> Activity:
The required answer is the data below, restated word for word with images omitted.

> Material to process:
···

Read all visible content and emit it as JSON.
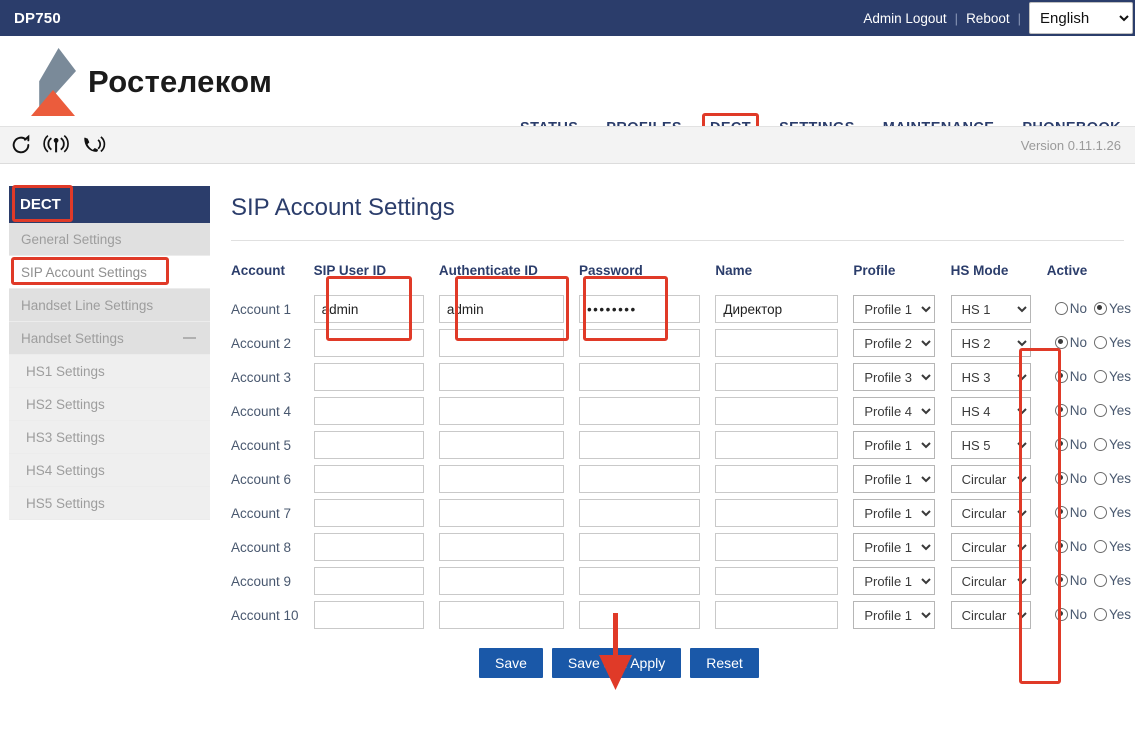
{
  "topbar": {
    "device_name": "DP750",
    "logout_label": "Admin Logout",
    "reboot_label": "Reboot",
    "separator": "|",
    "language_selected": "English",
    "language_options": [
      "English"
    ]
  },
  "brand": {
    "logo_text": "Ростелеком",
    "logo_gray": "#7a8a99",
    "logo_orange": "#eb5c3c"
  },
  "nav": {
    "items": [
      {
        "label": "STATUS",
        "highlighted": false
      },
      {
        "label": "PROFILES",
        "highlighted": false
      },
      {
        "label": "DECT",
        "highlighted": true
      },
      {
        "label": "SETTINGS",
        "highlighted": false
      },
      {
        "label": "MAINTENANCE",
        "highlighted": false
      },
      {
        "label": "PHONEBOOK",
        "highlighted": false
      }
    ]
  },
  "statusbar": {
    "icons": [
      "refresh-icon",
      "antenna-signal-icon",
      "phone-ringing-icon"
    ],
    "version": "Version 0.11.1.26"
  },
  "sidebar": {
    "header": "DECT",
    "items": [
      {
        "label": "General Settings",
        "selected": false,
        "sub": false,
        "highlighted": false
      },
      {
        "label": "SIP Account Settings",
        "selected": true,
        "sub": false,
        "highlighted": true
      },
      {
        "label": "Handset Line Settings",
        "selected": false,
        "sub": false,
        "highlighted": false
      },
      {
        "label": "Handset Settings",
        "selected": false,
        "sub": false,
        "highlighted": false,
        "collapse_icon": "minus-icon"
      },
      {
        "label": "HS1 Settings",
        "selected": false,
        "sub": true,
        "highlighted": false
      },
      {
        "label": "HS2 Settings",
        "selected": false,
        "sub": true,
        "highlighted": false
      },
      {
        "label": "HS3 Settings",
        "selected": false,
        "sub": true,
        "highlighted": false
      },
      {
        "label": "HS4 Settings",
        "selected": false,
        "sub": true,
        "highlighted": false
      },
      {
        "label": "HS5 Settings",
        "selected": false,
        "sub": true,
        "highlighted": false
      }
    ]
  },
  "main": {
    "page_title": "SIP Account Settings",
    "columns": {
      "account": "Account",
      "sip_user_id": "SIP User ID",
      "authenticate_id": "Authenticate ID",
      "password": "Password",
      "name": "Name",
      "profile": "Profile",
      "hs_mode": "HS Mode",
      "active": "Active"
    },
    "radio_labels": {
      "no": "No",
      "yes": "Yes"
    },
    "profile_options": [
      "Profile 1",
      "Profile 2",
      "Profile 3",
      "Profile 4"
    ],
    "hs_mode_options": [
      "HS 1",
      "HS 2",
      "HS 3",
      "HS 4",
      "HS 5",
      "Circular"
    ],
    "rows": [
      {
        "account": "Account 1",
        "sip_user_id": "admin",
        "authenticate_id": "admin",
        "password": "••••••••",
        "name": "Директор",
        "profile": "Profile 1",
        "hs_mode": "HS 1",
        "active": "Yes"
      },
      {
        "account": "Account 2",
        "sip_user_id": "",
        "authenticate_id": "",
        "password": "",
        "name": "",
        "profile": "Profile 2",
        "hs_mode": "HS 2",
        "active": "No"
      },
      {
        "account": "Account 3",
        "sip_user_id": "",
        "authenticate_id": "",
        "password": "",
        "name": "",
        "profile": "Profile 3",
        "hs_mode": "HS 3",
        "active": "No"
      },
      {
        "account": "Account 4",
        "sip_user_id": "",
        "authenticate_id": "",
        "password": "",
        "name": "",
        "profile": "Profile 4",
        "hs_mode": "HS 4",
        "active": "No"
      },
      {
        "account": "Account 5",
        "sip_user_id": "",
        "authenticate_id": "",
        "password": "",
        "name": "",
        "profile": "Profile 1",
        "hs_mode": "HS 5",
        "active": "No"
      },
      {
        "account": "Account 6",
        "sip_user_id": "",
        "authenticate_id": "",
        "password": "",
        "name": "",
        "profile": "Profile 1",
        "hs_mode": "Circular",
        "active": "No"
      },
      {
        "account": "Account 7",
        "sip_user_id": "",
        "authenticate_id": "",
        "password": "",
        "name": "",
        "profile": "Profile 1",
        "hs_mode": "Circular",
        "active": "No"
      },
      {
        "account": "Account 8",
        "sip_user_id": "",
        "authenticate_id": "",
        "password": "",
        "name": "",
        "profile": "Profile 1",
        "hs_mode": "Circular",
        "active": "No"
      },
      {
        "account": "Account 9",
        "sip_user_id": "",
        "authenticate_id": "",
        "password": "",
        "name": "",
        "profile": "Profile 1",
        "hs_mode": "Circular",
        "active": "No"
      },
      {
        "account": "Account 10",
        "sip_user_id": "",
        "authenticate_id": "",
        "password": "",
        "name": "",
        "profile": "Profile 1",
        "hs_mode": "Circular",
        "active": "No"
      }
    ],
    "buttons": {
      "save": "Save",
      "save_and_apply": "Save and Apply",
      "reset": "Reset"
    }
  },
  "annotations": {
    "color": "#e03a28",
    "arrow": "down-arrow"
  }
}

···

> Problem solution:
Read all visible content and emit it as JSON.
{
  "topbar": {
    "device_name": "DP750",
    "logout_label": "Admin Logout",
    "reboot_label": "Reboot",
    "separator": "|",
    "language_selected": "English",
    "language_options": [
      "English"
    ]
  },
  "brand": {
    "logo_text": "Ростелеком",
    "logo_gray": "#7a8a99",
    "logo_orange": "#eb5c3c"
  },
  "nav": {
    "items": [
      {
        "label": "STATUS",
        "highlighted": false
      },
      {
        "label": "PROFILES",
        "highlighted": false
      },
      {
        "label": "DECT",
        "highlighted": true
      },
      {
        "label": "SETTINGS",
        "highlighted": false
      },
      {
        "label": "MAINTENANCE",
        "highlighted": false
      },
      {
        "label": "PHONEBOOK",
        "highlighted": false
      }
    ]
  },
  "statusbar": {
    "icons": [
      "refresh-icon",
      "antenna-signal-icon",
      "phone-ringing-icon"
    ],
    "version": "Version 0.11.1.26"
  },
  "sidebar": {
    "header": "DECT",
    "items": [
      {
        "label": "General Settings",
        "selected": false,
        "sub": false,
        "highlighted": false
      },
      {
        "label": "SIP Account Settings",
        "selected": true,
        "sub": false,
        "highlighted": true
      },
      {
        "label": "Handset Line Settings",
        "selected": false,
        "sub": false,
        "highlighted": false
      },
      {
        "label": "Handset Settings",
        "selected": false,
        "sub": false,
        "highlighted": false,
        "collapse_icon": "minus-icon"
      },
      {
        "label": "HS1 Settings",
        "selected": false,
        "sub": true,
        "highlighted": false
      },
      {
        "label": "HS2 Settings",
        "selected": false,
        "sub": true,
        "highlighted": false
      },
      {
        "label": "HS3 Settings",
        "selected": false,
        "sub": true,
        "highlighted": false
      },
      {
        "label": "HS4 Settings",
        "selected": false,
        "sub": true,
        "highlighted": false
      },
      {
        "label": "HS5 Settings",
        "selected": false,
        "sub": true,
        "highlighted": false
      }
    ]
  },
  "main": {
    "page_title": "SIP Account Settings",
    "columns": {
      "account": "Account",
      "sip_user_id": "SIP User ID",
      "authenticate_id": "Authenticate ID",
      "password": "Password",
      "name": "Name",
      "profile": "Profile",
      "hs_mode": "HS Mode",
      "active": "Active"
    },
    "radio_labels": {
      "no": "No",
      "yes": "Yes"
    },
    "profile_options": [
      "Profile 1",
      "Profile 2",
      "Profile 3",
      "Profile 4"
    ],
    "hs_mode_options": [
      "HS 1",
      "HS 2",
      "HS 3",
      "HS 4",
      "HS 5",
      "Circular"
    ],
    "rows": [
      {
        "account": "Account 1",
        "sip_user_id": "admin",
        "authenticate_id": "admin",
        "password": "••••••••",
        "name": "Директор",
        "profile": "Profile 1",
        "hs_mode": "HS 1",
        "active": "Yes"
      },
      {
        "account": "Account 2",
        "sip_user_id": "",
        "authenticate_id": "",
        "password": "",
        "name": "",
        "profile": "Profile 2",
        "hs_mode": "HS 2",
        "active": "No"
      },
      {
        "account": "Account 3",
        "sip_user_id": "",
        "authenticate_id": "",
        "password": "",
        "name": "",
        "profile": "Profile 3",
        "hs_mode": "HS 3",
        "active": "No"
      },
      {
        "account": "Account 4",
        "sip_user_id": "",
        "authenticate_id": "",
        "password": "",
        "name": "",
        "profile": "Profile 4",
        "hs_mode": "HS 4",
        "active": "No"
      },
      {
        "account": "Account 5",
        "sip_user_id": "",
        "authenticate_id": "",
        "password": "",
        "name": "",
        "profile": "Profile 1",
        "hs_mode": "HS 5",
        "active": "No"
      },
      {
        "account": "Account 6",
        "sip_user_id": "",
        "authenticate_id": "",
        "password": "",
        "name": "",
        "profile": "Profile 1",
        "hs_mode": "Circular",
        "active": "No"
      },
      {
        "account": "Account 7",
        "sip_user_id": "",
        "authenticate_id": "",
        "password": "",
        "name": "",
        "profile": "Profile 1",
        "hs_mode": "Circular",
        "active": "No"
      },
      {
        "account": "Account 8",
        "sip_user_id": "",
        "authenticate_id": "",
        "password": "",
        "name": "",
        "profile": "Profile 1",
        "hs_mode": "Circular",
        "active": "No"
      },
      {
        "account": "Account 9",
        "sip_user_id": "",
        "authenticate_id": "",
        "password": "",
        "name": "",
        "profile": "Profile 1",
        "hs_mode": "Circular",
        "active": "No"
      },
      {
        "account": "Account 10",
        "sip_user_id": "",
        "authenticate_id": "",
        "password": "",
        "name": "",
        "profile": "Profile 1",
        "hs_mode": "Circular",
        "active": "No"
      }
    ],
    "buttons": {
      "save": "Save",
      "save_and_apply": "Save and Apply",
      "reset": "Reset"
    }
  },
  "annotations": {
    "color": "#e03a28",
    "arrow": "down-arrow"
  }
}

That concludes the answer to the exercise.